WHAT YOU SHOULD DO:
Filter these entries down to lines holding "placeholder".

PROVIDED RECORDS:

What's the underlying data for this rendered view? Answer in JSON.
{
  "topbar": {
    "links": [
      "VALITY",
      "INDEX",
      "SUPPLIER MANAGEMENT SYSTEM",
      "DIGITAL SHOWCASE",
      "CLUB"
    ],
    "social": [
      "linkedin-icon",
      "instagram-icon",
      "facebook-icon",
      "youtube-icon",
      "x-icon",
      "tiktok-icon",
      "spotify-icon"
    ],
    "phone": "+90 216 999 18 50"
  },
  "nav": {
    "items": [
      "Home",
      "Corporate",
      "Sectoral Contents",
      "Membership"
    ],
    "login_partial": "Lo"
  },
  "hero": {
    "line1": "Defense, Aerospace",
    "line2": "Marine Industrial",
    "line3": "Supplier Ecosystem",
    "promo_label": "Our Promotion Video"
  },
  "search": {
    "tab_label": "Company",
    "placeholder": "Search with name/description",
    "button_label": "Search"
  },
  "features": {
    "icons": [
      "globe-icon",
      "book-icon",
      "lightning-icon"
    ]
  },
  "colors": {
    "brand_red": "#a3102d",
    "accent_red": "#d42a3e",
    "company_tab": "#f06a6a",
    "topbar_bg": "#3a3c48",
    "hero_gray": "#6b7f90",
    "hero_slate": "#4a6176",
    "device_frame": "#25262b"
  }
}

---

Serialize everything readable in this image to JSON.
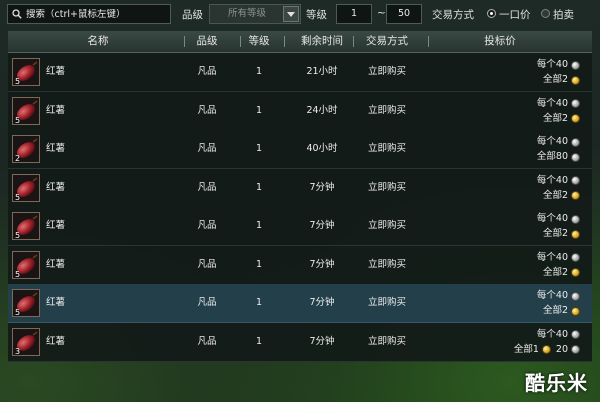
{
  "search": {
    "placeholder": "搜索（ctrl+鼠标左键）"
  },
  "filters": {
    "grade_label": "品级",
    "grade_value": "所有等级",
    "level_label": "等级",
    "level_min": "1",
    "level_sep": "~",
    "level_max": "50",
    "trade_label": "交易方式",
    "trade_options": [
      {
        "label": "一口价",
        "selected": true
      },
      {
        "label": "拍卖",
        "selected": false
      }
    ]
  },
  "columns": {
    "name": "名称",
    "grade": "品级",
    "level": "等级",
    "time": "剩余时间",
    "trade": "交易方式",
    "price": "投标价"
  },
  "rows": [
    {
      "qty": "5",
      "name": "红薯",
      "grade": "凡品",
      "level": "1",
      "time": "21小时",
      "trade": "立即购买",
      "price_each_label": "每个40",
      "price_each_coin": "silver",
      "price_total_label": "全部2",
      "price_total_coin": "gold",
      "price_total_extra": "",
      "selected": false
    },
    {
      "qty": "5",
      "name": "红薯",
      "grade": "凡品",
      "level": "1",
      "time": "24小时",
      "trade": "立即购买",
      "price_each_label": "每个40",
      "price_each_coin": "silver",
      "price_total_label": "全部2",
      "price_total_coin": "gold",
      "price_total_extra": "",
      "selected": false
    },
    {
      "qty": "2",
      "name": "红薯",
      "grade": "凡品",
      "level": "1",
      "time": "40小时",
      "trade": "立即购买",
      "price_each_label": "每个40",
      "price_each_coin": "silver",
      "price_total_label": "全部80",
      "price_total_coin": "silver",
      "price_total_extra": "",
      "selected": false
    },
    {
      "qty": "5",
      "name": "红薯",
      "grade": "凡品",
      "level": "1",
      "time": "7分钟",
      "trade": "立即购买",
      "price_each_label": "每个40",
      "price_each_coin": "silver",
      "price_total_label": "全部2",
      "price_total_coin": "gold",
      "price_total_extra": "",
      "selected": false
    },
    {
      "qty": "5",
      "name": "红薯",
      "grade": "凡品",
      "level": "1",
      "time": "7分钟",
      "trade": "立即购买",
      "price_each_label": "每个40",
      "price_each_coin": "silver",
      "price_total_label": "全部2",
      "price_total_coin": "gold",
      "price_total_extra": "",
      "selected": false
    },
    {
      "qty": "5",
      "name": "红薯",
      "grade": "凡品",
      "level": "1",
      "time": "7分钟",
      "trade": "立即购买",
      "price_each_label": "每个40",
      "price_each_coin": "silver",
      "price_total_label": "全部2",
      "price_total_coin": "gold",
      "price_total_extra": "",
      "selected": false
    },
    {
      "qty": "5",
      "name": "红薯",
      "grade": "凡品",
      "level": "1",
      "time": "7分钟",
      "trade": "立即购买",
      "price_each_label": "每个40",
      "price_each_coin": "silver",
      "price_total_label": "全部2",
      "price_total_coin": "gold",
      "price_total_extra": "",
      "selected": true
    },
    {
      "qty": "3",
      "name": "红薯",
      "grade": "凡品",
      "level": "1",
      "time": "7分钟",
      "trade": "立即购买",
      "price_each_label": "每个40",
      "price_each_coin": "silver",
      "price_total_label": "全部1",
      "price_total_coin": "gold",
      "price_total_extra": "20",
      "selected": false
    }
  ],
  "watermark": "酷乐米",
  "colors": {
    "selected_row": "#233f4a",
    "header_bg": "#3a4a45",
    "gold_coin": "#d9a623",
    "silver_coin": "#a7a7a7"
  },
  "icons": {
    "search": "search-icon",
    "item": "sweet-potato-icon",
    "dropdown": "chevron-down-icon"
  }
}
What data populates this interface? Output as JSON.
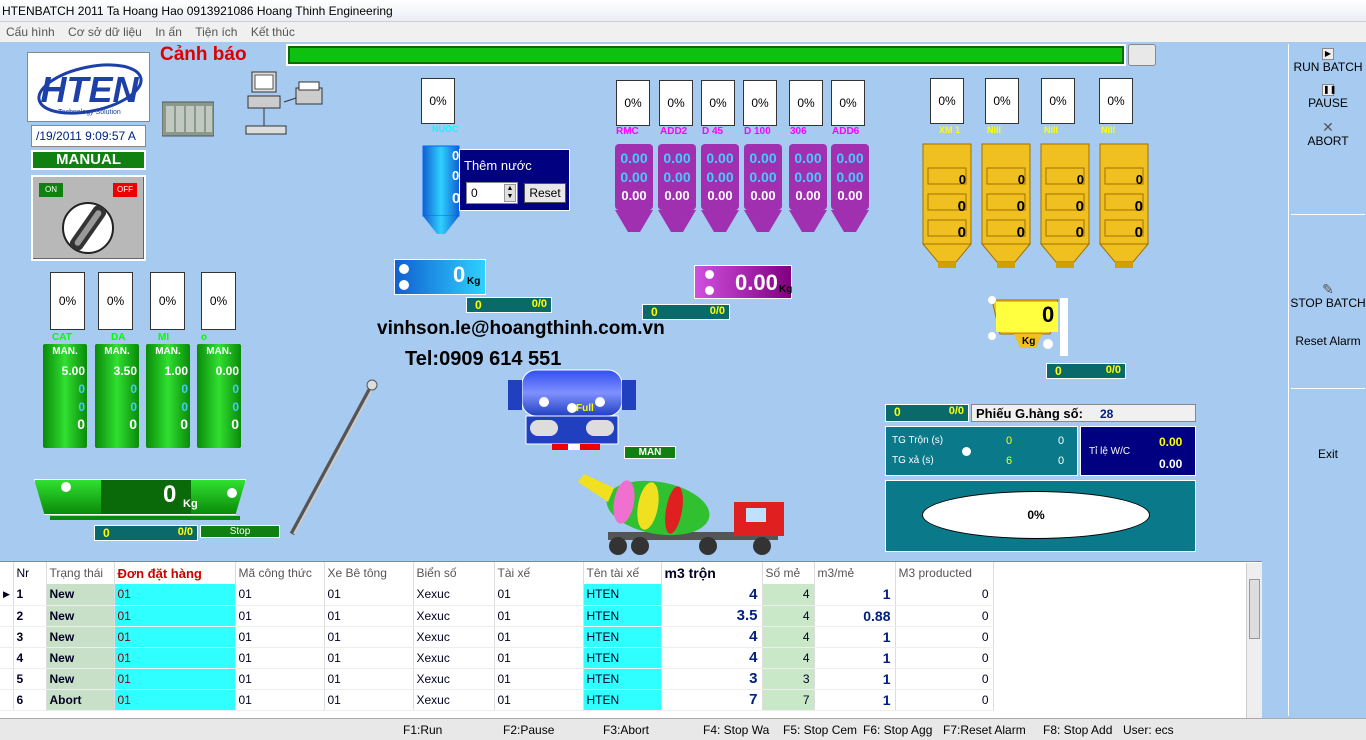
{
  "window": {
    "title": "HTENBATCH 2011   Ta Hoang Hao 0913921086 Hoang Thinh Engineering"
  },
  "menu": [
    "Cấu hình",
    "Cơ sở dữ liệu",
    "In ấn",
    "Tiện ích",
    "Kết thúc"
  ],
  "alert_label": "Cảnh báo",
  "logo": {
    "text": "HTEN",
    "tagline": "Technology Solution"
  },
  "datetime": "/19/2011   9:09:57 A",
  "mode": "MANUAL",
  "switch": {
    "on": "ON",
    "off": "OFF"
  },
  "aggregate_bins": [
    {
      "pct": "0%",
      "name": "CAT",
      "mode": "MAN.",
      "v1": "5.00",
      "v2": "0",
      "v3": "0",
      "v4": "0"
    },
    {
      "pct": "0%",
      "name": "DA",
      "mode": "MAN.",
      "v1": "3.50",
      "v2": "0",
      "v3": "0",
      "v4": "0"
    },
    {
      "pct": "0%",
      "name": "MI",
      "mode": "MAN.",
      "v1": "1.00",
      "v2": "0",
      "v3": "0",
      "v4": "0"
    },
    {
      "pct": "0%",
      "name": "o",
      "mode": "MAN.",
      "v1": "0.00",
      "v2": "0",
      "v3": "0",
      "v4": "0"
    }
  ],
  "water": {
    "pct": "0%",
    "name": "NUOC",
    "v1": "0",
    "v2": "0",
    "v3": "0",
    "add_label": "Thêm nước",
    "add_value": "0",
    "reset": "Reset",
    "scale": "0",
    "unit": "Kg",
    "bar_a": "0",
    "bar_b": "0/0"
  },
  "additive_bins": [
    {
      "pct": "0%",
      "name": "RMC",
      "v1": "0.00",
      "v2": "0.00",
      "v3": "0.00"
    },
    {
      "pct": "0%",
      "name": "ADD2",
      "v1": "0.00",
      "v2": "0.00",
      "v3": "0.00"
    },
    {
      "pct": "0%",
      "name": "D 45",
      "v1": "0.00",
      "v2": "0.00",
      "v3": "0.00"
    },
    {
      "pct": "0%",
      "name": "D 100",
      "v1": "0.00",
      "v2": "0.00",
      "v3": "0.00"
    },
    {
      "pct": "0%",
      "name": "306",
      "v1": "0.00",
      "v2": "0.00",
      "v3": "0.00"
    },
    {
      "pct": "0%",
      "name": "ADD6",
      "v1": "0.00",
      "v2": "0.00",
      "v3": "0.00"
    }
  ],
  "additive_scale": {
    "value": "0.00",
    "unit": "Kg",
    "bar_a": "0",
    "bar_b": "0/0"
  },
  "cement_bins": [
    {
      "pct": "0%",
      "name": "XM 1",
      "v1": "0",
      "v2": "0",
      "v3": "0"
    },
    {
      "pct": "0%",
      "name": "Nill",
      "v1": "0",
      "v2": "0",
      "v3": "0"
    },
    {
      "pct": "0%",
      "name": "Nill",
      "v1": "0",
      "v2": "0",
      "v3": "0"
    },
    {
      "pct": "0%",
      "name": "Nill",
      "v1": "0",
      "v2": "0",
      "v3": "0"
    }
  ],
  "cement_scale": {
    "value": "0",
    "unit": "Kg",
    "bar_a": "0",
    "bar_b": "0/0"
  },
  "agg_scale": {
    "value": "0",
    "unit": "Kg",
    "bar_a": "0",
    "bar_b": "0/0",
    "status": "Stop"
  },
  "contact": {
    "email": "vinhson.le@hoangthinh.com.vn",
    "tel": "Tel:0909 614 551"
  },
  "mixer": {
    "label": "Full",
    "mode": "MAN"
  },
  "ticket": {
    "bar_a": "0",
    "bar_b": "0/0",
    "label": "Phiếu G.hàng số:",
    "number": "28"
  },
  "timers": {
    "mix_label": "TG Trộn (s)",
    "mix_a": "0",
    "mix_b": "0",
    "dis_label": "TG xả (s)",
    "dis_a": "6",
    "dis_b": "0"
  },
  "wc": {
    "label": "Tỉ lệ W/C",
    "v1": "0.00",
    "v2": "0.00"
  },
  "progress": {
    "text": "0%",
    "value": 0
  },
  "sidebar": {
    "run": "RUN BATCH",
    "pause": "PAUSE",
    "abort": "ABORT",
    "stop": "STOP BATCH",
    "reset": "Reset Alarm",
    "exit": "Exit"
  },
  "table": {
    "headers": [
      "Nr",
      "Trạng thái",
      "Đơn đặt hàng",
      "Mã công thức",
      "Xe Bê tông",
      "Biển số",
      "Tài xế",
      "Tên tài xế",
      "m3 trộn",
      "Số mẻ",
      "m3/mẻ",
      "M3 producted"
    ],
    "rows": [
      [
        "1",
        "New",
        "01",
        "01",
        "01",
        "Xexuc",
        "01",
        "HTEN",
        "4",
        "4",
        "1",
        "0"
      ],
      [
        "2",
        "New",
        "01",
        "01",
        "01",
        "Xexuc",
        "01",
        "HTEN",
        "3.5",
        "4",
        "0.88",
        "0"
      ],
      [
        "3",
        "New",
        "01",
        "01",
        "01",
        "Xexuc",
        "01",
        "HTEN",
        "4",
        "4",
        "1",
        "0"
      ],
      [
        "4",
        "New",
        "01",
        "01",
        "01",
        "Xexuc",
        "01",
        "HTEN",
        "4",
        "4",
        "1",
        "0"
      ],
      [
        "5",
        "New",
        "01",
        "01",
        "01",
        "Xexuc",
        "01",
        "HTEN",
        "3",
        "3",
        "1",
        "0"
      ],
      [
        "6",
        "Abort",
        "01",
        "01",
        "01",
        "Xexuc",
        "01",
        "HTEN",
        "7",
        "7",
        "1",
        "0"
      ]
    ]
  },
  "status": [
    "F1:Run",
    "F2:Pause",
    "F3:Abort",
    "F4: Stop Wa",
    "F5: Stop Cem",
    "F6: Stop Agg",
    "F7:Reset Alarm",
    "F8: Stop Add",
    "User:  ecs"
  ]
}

SOLUTION BELOW:
    "placeholder": "Search with name/description",
    "placeholder": "搜索（ctrl+鼠标左键）"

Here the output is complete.